Most United Methodists are aware that one of our practices is the use of unfermented juice of the grape for Holy Communion. While some other Protestant bodies share this practice, the possibility of the practice goes back to the late 19th century and a Methodist dentist named Thomas Bramwell Welch. (See www.welchs.com/company/company_history.html.) Apparently, Welch had scruples about the use of wine and had heard of Louis Pasteur's process of pasteurization of milk. Welch was successful in applying the process to grape juice, and he began to use it in his church, where he was a Communion steward.
His son, Dr. Charles Welch, was an enterprising Methodist layman (a dentist, like his father) from southern New Jersey. He marketed the pasteurized grape juice to temperance-minded evangelical Protestants as authentic biblical "wine." As word spread and as the temperance movement grew among evangelical Protestant churches, Welch left dentistry and produced Welch's Grape Juice commercially.
The impact of the temperance movement and the availability of the "unfermented juice of the grape" can traced in the Book of Discipline and actions of the General Conference of the Methodist Episcopal Church and the Church of the United Brethren.
Methodist Episcopal Church
The 1864 General Conference on temperance "recommends that in all cases the pure juice of the grape be used in the celebration of the Lord's Supper."
The 1872 General Conference reaffirms its recommendation of 1864.
The 1876 permissive rubric based on 1864 recommendation is added at the head of Ritual for Holy Communion.
In 1880, the General Conference added a semi-mandatory rubric "let none but the pure juice of the grape be used in administering the Lord's Supper, whenever practicable."
In 1916, the General Conference adopted a mandatory rubric (i.e., "whenever practicable" was deleted).
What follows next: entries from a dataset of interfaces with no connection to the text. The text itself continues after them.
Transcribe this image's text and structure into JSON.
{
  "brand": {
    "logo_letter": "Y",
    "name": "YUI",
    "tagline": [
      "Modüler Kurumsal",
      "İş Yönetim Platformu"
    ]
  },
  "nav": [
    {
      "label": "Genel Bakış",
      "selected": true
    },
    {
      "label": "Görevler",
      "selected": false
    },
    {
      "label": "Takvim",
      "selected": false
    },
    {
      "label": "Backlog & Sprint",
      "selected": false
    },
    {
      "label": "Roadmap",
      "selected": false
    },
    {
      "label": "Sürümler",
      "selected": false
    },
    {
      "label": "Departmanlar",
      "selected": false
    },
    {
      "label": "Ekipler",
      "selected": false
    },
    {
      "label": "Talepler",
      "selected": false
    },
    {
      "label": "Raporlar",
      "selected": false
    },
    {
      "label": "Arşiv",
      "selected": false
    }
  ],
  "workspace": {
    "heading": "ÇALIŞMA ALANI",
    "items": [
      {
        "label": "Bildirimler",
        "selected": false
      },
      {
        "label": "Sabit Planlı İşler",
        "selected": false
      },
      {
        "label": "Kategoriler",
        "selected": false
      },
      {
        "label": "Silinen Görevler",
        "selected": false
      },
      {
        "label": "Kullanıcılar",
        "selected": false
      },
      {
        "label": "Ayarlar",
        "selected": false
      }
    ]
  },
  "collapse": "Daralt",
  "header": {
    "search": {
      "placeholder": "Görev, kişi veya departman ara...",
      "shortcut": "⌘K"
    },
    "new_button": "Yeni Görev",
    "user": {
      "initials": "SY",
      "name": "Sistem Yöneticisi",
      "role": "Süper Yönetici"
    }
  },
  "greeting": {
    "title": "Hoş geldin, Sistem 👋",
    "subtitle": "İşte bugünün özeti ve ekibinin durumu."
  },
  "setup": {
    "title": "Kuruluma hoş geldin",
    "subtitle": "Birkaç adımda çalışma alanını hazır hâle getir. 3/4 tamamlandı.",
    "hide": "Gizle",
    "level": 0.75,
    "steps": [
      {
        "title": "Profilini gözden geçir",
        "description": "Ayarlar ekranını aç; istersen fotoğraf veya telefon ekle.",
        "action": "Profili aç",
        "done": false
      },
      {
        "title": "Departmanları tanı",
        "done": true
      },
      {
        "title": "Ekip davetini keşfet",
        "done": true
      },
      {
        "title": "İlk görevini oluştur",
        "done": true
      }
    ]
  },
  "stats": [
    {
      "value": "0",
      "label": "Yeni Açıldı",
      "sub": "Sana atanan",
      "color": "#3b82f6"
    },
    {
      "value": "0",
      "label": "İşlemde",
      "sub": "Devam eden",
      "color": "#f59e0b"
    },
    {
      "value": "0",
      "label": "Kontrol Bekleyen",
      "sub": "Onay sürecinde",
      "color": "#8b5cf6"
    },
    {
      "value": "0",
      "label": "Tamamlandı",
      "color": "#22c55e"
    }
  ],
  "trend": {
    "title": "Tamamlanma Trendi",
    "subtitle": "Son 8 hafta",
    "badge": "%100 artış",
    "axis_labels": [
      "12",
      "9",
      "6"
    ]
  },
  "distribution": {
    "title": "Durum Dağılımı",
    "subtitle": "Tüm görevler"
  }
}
The 1964 Book of Worship rubric is emphatic: "The pure, unfermented juice of the grape shall be used." Note that the current ritual texts and rubrics in our Hymnal and Book of Worship do not explicitly define what form of the fruit of the grape shall be used. The United Methodist Book of Worship does recognize that the historic and ecumenical practice has been the use of wine the use of the unfermented grape juice by The United Methodist Church and its predecessors is an expression of pastoral concern for recovering alcoholics, enables the participation of children and youth, and supports the church's witness of abstinence. (See the 1964 Book of Worship, page 28.)
Church of the United Brethren in Christ
The 1881 General Conference adds the recommendation to the local church steward's job to provide elements for the Lord's Supper — "and we earnestly recommend the use of unfermented wine."
The 1885 General Conference adds a semi-mandatory recommendation to the disciplinary job description of local church stewards to provide elements for the sacrament of the Lord's Supper, "always securing, if at all possible, unfermented wine."
In 1889, the General Conference adopts a mandatory rubric — "always securing unfermented wine."
Rev. Curtis Ehrgott